WHAT IS NEEDED:
Go through the data and copy each line where the word "からだ図解" shows up.

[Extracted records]
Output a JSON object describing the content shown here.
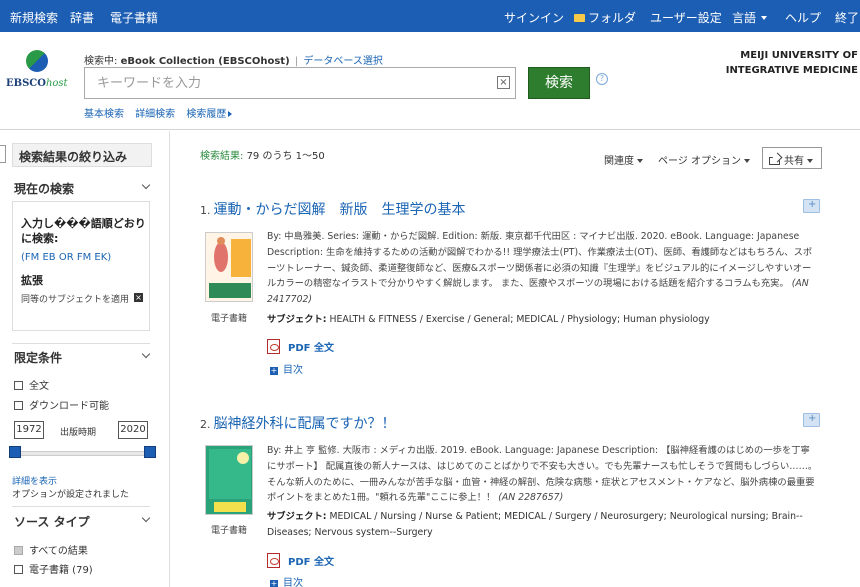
{
  "topnav": {
    "left": [
      "新規検索",
      "辞書",
      "電子書籍"
    ],
    "signin": "サインイン",
    "folder": "フォルダ",
    "prefs": "ユーザー設定",
    "language": "言語",
    "help": "ヘルプ",
    "exit": "終了"
  },
  "header": {
    "logo": {
      "main": "EBSCO",
      "sub": "host"
    },
    "searching_label": "検索中:",
    "database": "eBook Collection (EBSCOhost)",
    "choose_db": "データベース選択",
    "search_placeholder": "キーワードを入力",
    "search_button": "検索",
    "help_q": "?",
    "links": [
      "基本検索",
      "詳細検索",
      "検索履歴"
    ],
    "institution_line1": "MEIJI UNIVERSITY OF",
    "institution_line2": "INTEGRATIVE MEDICINE"
  },
  "sidebar": {
    "title": "検索結果の絞り込み",
    "current_search": {
      "heading": "現在の検索",
      "input_label": "入力し���語順どおりに検索:",
      "query": "(FM EB OR FM EK)",
      "expand_heading": "拡張",
      "equivalent": "同等のサブジェクトを適用"
    },
    "limiters": {
      "heading": "限定条件",
      "full_text": "全文",
      "downloadable": "ダウンロード可能",
      "year_from": "1972",
      "year_to": "2020",
      "date_label": "出版時期",
      "details_link": "詳細を表示",
      "options_set": "オプションが設定されました"
    },
    "source_types": {
      "heading": "ソース タイプ",
      "all": "すべての結果",
      "ebook": "電子書籍 (79)"
    }
  },
  "results_header": {
    "label": "検索結果:",
    "count_text": "79 のうち 1〜50",
    "sort": "関連度",
    "page_options": "ページ オプション",
    "share": "共有"
  },
  "results": [
    {
      "num": "1.",
      "title": "運動・からだ図解　新版　生理学の基本",
      "cover_text": "生理学",
      "type_label": "電子書籍",
      "desc": "By: 中島雅美. Series: 運動・からだ図解. Edition: 新版. 東京都千代田区 : マイナビ出版. 2020. eBook. Language: Japanese Description: 生命を維持するための活動が図解でわかる!! 理学療法士(PT)、作業療法士(OT)、医師、看護師などはもちろん、スポーツトレーナー、鍼灸師、柔道整復師など、医療&スポーツ関係者に必須の知識『生理学』をビジュアル的にイメージしやすいオールカラーの精密なイラストで分かりやすく解説します。 また、医療やスポーツの現場における話題を紹介するコラムも充実。",
      "an": "(AN 2417702)",
      "subject_label": "サブジェクト:",
      "subjects": "HEALTH & FITNESS / Exercise / General; MEDICAL / Physiology; Human physiology",
      "pdf": "PDF 全文",
      "toc": "目次"
    },
    {
      "num": "2.",
      "title": "脳神経外科に配属ですか？！",
      "cover_text": "脳神経外科配属",
      "type_label": "電子書籍",
      "desc": "By: 井上 亨 監修. 大阪市 : メディカ出版. 2019. eBook. Language: Japanese Description: 【脳神経看護のはじめの一歩を丁寧にサポート】 配属直後の新人ナースは、はじめてのことばかりで不安も大きい。でも先輩ナースも忙しそうで質問もしづらい……。そんな新人のために、一冊みんなが苦手な脳・血管・神経の解剖、危険な病態・症状とアセスメント・ケアなど、脳外病棟の最重要ポイントをまとめた1冊。\"頼れる先輩\"ここに参上！！",
      "an": "(AN 2287657)",
      "subject_label": "サブジェクト:",
      "subjects": "MEDICAL / Nursing / Nurse & Patient; MEDICAL / Surgery / Neurosurgery; Neurological nursing; Brain--Diseases; Nervous system--Surgery",
      "pdf": "PDF 全文",
      "toc": "目次"
    }
  ]
}
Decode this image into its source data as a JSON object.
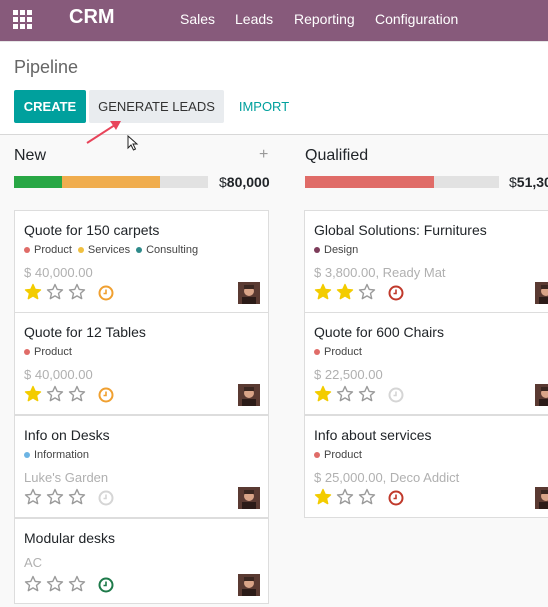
{
  "navbar": {
    "brand": "CRM",
    "menu": [
      "Sales",
      "Leads",
      "Reporting",
      "Configuration"
    ]
  },
  "control_panel": {
    "breadcrumb": "Pipeline",
    "create_label": "CREATE",
    "generate_label": "GENERATE LEADS",
    "import_label": "IMPORT"
  },
  "columns": [
    {
      "title": "New",
      "total_currency": "$",
      "total_value": "80,000",
      "cards": [
        {
          "title": "Quote for 150 carpets",
          "tags": [
            "Product",
            "Services",
            "Consulting"
          ],
          "subtitle": "$ 40,000.00",
          "stars": 1,
          "activity": "overdue"
        },
        {
          "title": "Quote for 12 Tables",
          "tags": [
            "Product"
          ],
          "subtitle": "$ 40,000.00",
          "stars": 1,
          "activity": "overdue"
        },
        {
          "title": "Info on Desks",
          "tags": [
            "Information"
          ],
          "subtitle": "Luke's Garden",
          "stars": 0,
          "activity": "none"
        },
        {
          "title": "Modular desks",
          "tags": [],
          "subtitle": "AC",
          "stars": 0,
          "activity": "planned"
        }
      ]
    },
    {
      "title": "Qualified",
      "total_currency": "$",
      "total_value": "51,30",
      "cards": [
        {
          "title": "Global Solutions: Furnitures",
          "tags": [
            "Design"
          ],
          "subtitle": "$ 3,800.00, Ready Mat",
          "stars": 2,
          "activity": "late"
        },
        {
          "title": "Quote for 600 Chairs",
          "tags": [
            "Product"
          ],
          "subtitle": "$ 22,500.00",
          "stars": 1,
          "activity": "none"
        },
        {
          "title": "Info about services",
          "tags": [
            "Product"
          ],
          "subtitle": "$ 25,000.00, Deco Addict",
          "stars": 1,
          "activity": "late"
        }
      ]
    }
  ],
  "colors": {
    "navbar": "#875a7b",
    "primary": "#00a09d",
    "progress_green": "#28a745",
    "progress_orange": "#f0ad4e",
    "progress_red": "#e06c68",
    "progress_grey": "#e2e2e2",
    "star_yellow": "#f3cc00",
    "tag_product": "#e06c68",
    "tag_services": "#f0c040",
    "tag_consulting": "#2e8a8a",
    "tag_information": "#6cb4e4",
    "tag_design": "#7d3c5a"
  },
  "icons": {
    "apps": "apps-grid-icon",
    "star_filled": "star-filled-icon",
    "star_empty": "star-empty-icon",
    "clock": "clock-icon",
    "plus": "plus-icon",
    "avatar": "avatar-icon"
  }
}
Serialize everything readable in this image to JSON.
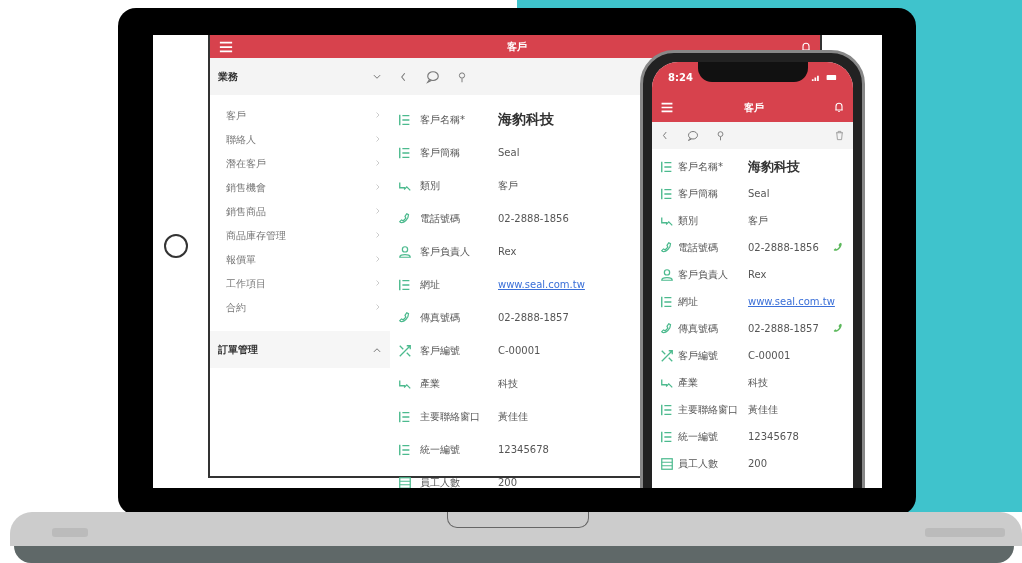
{
  "laptop_app": {
    "title": "客戶",
    "sidebar": [
      {
        "label": "業務",
        "expanded": true,
        "items": [
          "客戶",
          "聯絡人",
          "潛在客戶",
          "銷售機會",
          "銷售商品",
          "商品庫存管理",
          "報價單",
          "工作項目",
          "合約"
        ]
      },
      {
        "label": "訂單管理",
        "expanded": false
      }
    ],
    "fields": [
      {
        "kind": "name",
        "label": "客戶名稱*",
        "value": "海豹科技"
      },
      {
        "kind": "text",
        "label": "客戶簡稱",
        "value": "Seal"
      },
      {
        "kind": "category",
        "label": "類別",
        "value": "客戶"
      },
      {
        "kind": "phone",
        "label": "電話號碼",
        "value": "02-2888-1856"
      },
      {
        "kind": "person",
        "label": "客戶負責人",
        "value": "Rex"
      },
      {
        "kind": "link",
        "label": "網址",
        "value": "www.seal.com.tw"
      },
      {
        "kind": "phone",
        "label": "傳真號碼",
        "value": "02-2888-1857"
      },
      {
        "kind": "code",
        "label": "客戶編號",
        "value": "C-00001"
      },
      {
        "kind": "category",
        "label": "產業",
        "value": "科技"
      },
      {
        "kind": "text",
        "label": "主要聯絡窗口",
        "value": "黃佳佳"
      },
      {
        "kind": "text",
        "label": "統一編號",
        "value": "12345678"
      },
      {
        "kind": "count",
        "label": "員工人數",
        "value": "200"
      }
    ]
  },
  "phone_app": {
    "time": "8:24",
    "title": "客戶",
    "fields": [
      {
        "kind": "name",
        "label": "客戶名稱*",
        "value": "海豹科技",
        "callable": false
      },
      {
        "kind": "text",
        "label": "客戶簡稱",
        "value": "Seal",
        "callable": false
      },
      {
        "kind": "category",
        "label": "類別",
        "value": "客戶",
        "callable": false
      },
      {
        "kind": "phone",
        "label": "電話號碼",
        "value": "02-2888-1856",
        "callable": true
      },
      {
        "kind": "person",
        "label": "客戶負責人",
        "value": "Rex",
        "callable": false
      },
      {
        "kind": "link",
        "label": "網址",
        "value": "www.seal.com.tw",
        "callable": false
      },
      {
        "kind": "phone",
        "label": "傳真號碼",
        "value": "02-2888-1857",
        "callable": true
      },
      {
        "kind": "code",
        "label": "客戶編號",
        "value": "C-00001",
        "callable": false
      },
      {
        "kind": "category",
        "label": "產業",
        "value": "科技",
        "callable": false
      },
      {
        "kind": "text",
        "label": "主要聯絡窗口",
        "value": "黃佳佳",
        "callable": false
      },
      {
        "kind": "text",
        "label": "統一編號",
        "value": "12345678",
        "callable": false
      },
      {
        "kind": "count",
        "label": "員工人數",
        "value": "200",
        "callable": false
      }
    ]
  }
}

ANSWER SECTION:
      "title": "運動・からだ図解　新版　生理学の基本",
      "desc": "By: 中島雅美. Series: 運動・からだ図解. Edition: 新版. 東京都千代田区 : マイナビ出版. 2020. eBook. Language: Japanese Description: 生命を維持するための活動が図解でわかる!! 理学療法士(PT)、作業療法士(OT)、医師、看護師などはもちろん、スポーツトレーナー、鍼灸師、柔道整復師など、医療&スポーツ関係者に必須の知識『生理学』をビジュアル的にイメージしやすいオールカラーの精密なイラストで分かりやすく解説します。 また、医療やスポーツの現場における話題を紹介するコラムも充実。",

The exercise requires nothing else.